BTW- Kaiser article is not new data but a "synthesis" of prior studies with some of the material presented dating back 5-6 years. The overall US healthcare market has changed markedly in that time, and possibly Medicare has too.

ERhoosier is offline   Reply With Quote

Currently Active Users Viewing This Thread: 1 (0 members and 1 guests)
Thread Tools Search this Thread
Search this Thread:

Advanced Search
Display Modes

Posting Rules
You may not post new threads
You may not post replies
You may not post attachments
You may not edit your posts

BB code is On
Smilies are On
[IMG] code is On
HTML code is Off
Trackbacks are Off
Pingbacks are Off
Refbacks are Off

Similar Threads
Thread Thread Starter Forum Replies Last Post
Opting-out of auto "No-Fault" insurance -- legally? gauss FIRE and Money 22 03-31-2015 02:28 AM
Feds to allow use of Medicare data to rate doctors MichaelB Health and Early Retirement 3 01-17-2012 11:21 AM
Texas Drs opting out of Medicare Oldbabe Health and Early Retirement 4 05-19-2010 03:03 PM
Should I worry about asset protection? Olav23 FIRE and Money 10 08-01-2007 09:49 PM
Cashing in, Opting out moghopper Life after FIRE 0 08-28-2005 06:15 AM

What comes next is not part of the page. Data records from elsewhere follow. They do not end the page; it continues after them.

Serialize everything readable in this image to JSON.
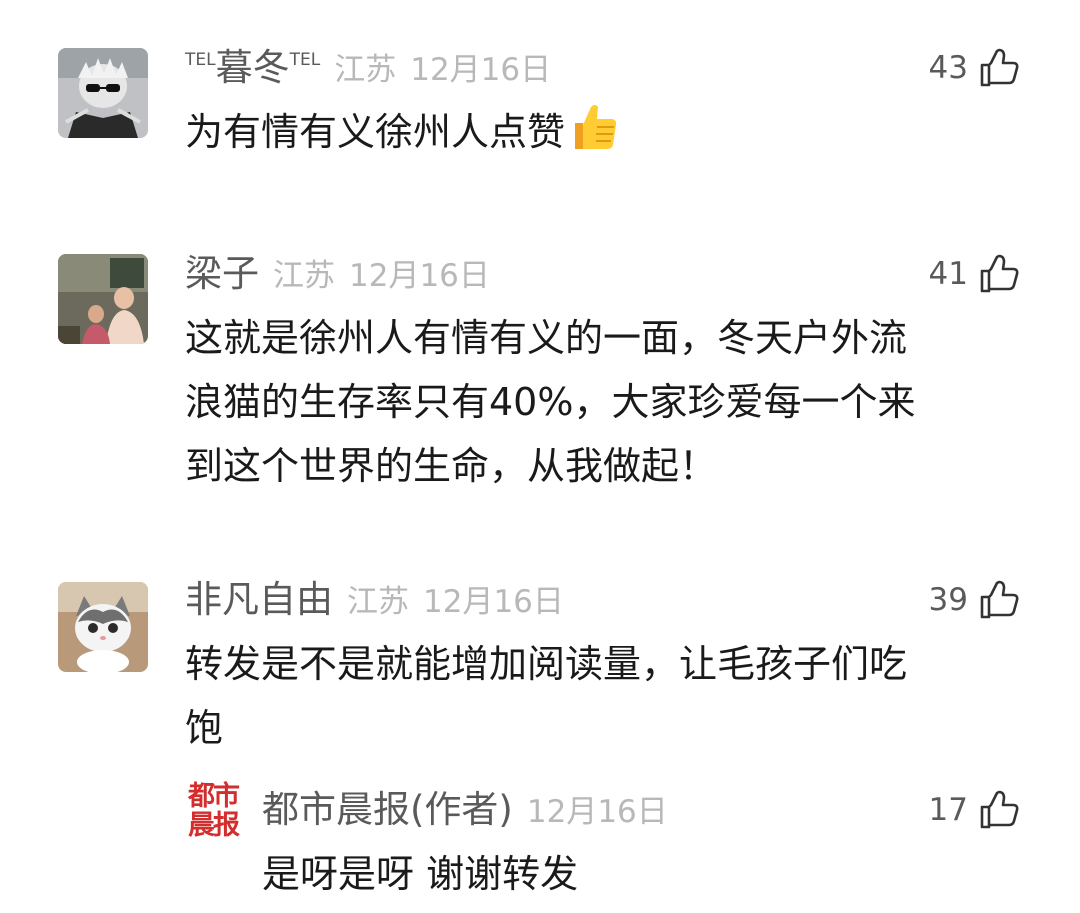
{
  "comments": [
    {
      "user_prefix": "TEL",
      "user_name": "暮冬",
      "user_suffix": "TEL",
      "location": "江苏",
      "date": "12月16日",
      "likes": "43",
      "text": "为有情有义徐州人点赞",
      "emoji": "thumbs-up-emoji",
      "avatar": "anime-character-avatar"
    },
    {
      "user_name": "梁子",
      "location": "江苏",
      "date": "12月16日",
      "likes": "41",
      "text_lines": [
        "这就是徐州人有情有义的一面，冬天户外流",
        "浪猫的生存率只有40%，大家珍爱每一个来",
        "到这个世界的生命，从我做起！"
      ],
      "avatar": "family-photo-avatar"
    },
    {
      "user_name": "非凡自由",
      "location": "江苏",
      "date": "12月16日",
      "likes": "39",
      "text_lines": [
        "转发是不是就能增加阅读量，让毛孩子们吃",
        "饱"
      ],
      "avatar": "cat-photo-avatar"
    }
  ],
  "reply": {
    "logo_text_top": "都市",
    "logo_text_bottom": "晨报",
    "user_name": "都市晨报(作者)",
    "date": "12月16日",
    "likes": "17",
    "text": "是呀是呀 谢谢转发"
  },
  "colors": {
    "name": "#5a5a5a",
    "meta": "#b8b8b8",
    "body_text": "#1a1a1a",
    "logo_red": "#d42d2d"
  },
  "icons": {
    "like": "thumbs-up-icon"
  }
}
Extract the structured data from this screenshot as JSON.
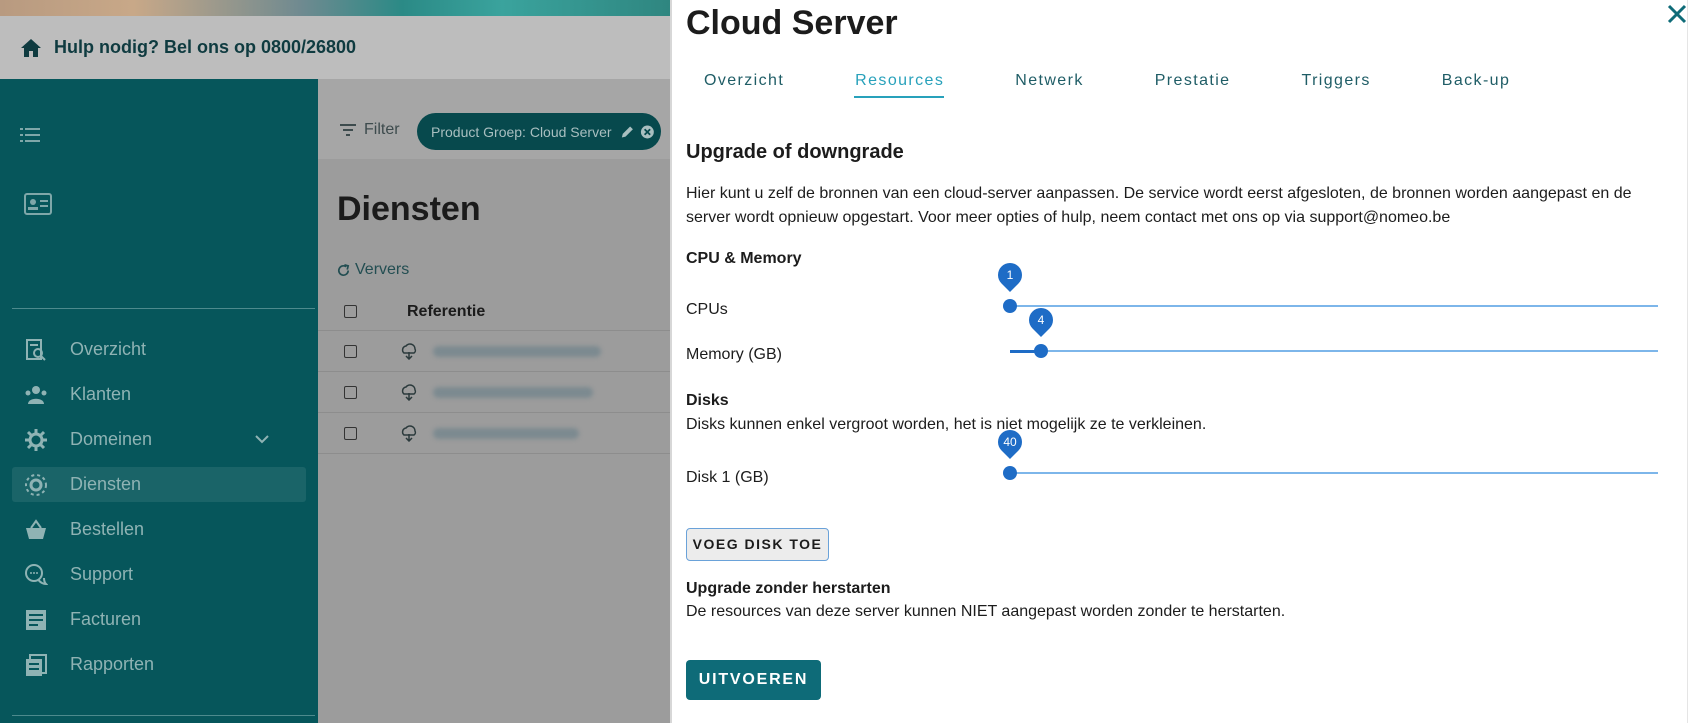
{
  "help_bar": {
    "text": "Hulp nodig? Bel ons op 0800/26800"
  },
  "sidebar": {
    "items": [
      {
        "label": "Overzicht"
      },
      {
        "label": "Klanten"
      },
      {
        "label": "Domeinen"
      },
      {
        "label": "Diensten"
      },
      {
        "label": "Bestellen"
      },
      {
        "label": "Support"
      },
      {
        "label": "Facturen"
      },
      {
        "label": "Rapporten"
      }
    ],
    "active": "Diensten"
  },
  "filter": {
    "label": "Filter",
    "chip": "Product Groep: Cloud Server"
  },
  "page": {
    "title": "Diensten",
    "refresh_label": "Ververs"
  },
  "table": {
    "columns": [
      "Referentie"
    ],
    "row_count": 3
  },
  "drawer": {
    "title": "Cloud Server",
    "tabs": [
      "Overzicht",
      "Resources",
      "Netwerk",
      "Prestatie",
      "Triggers",
      "Back-up"
    ],
    "active_tab": "Resources",
    "section_title": "Upgrade of downgrade",
    "description": "Hier kunt u zelf de bronnen van een cloud-server aanpassen. De service wordt eerst afgesloten, de bronnen worden aangepast en de server wordt opnieuw opgestart. Voor meer opties of hulp, neem contact met ons op via support@nomeo.be",
    "cpu_memory": {
      "title": "CPU & Memory",
      "cpus_label": "CPUs",
      "cpus_value": "1",
      "cpus_fraction": 0.0,
      "memory_label": "Memory (GB)",
      "memory_value": "4",
      "memory_fraction": 0.048
    },
    "disks": {
      "title": "Disks",
      "note": "Disks kunnen enkel vergroot worden, het is niet mogelijk ze te verkleinen.",
      "disk1_label": "Disk 1 (GB)",
      "disk1_value": "40",
      "disk1_fraction": 0.0
    },
    "add_disk_button": "VOEG DISK TOE",
    "no_restart": {
      "title": "Upgrade zonder herstarten",
      "text": "De resources van deze server kunnen NIET aangepast worden zonder te herstarten."
    },
    "execute_button": "UITVOEREN"
  },
  "colors": {
    "sidebar_bg": "#06565b",
    "accent": "#28a1bb",
    "slider": "#1e6cc6",
    "primary_button": "#0e6b78"
  }
}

All times are GMT -6. The time now is 02:44 AM.
Powered by vBulletin® Version 3.8.8 Beta 1
Copyright ©2000 - 2016, vBulletin Solutions, Inc.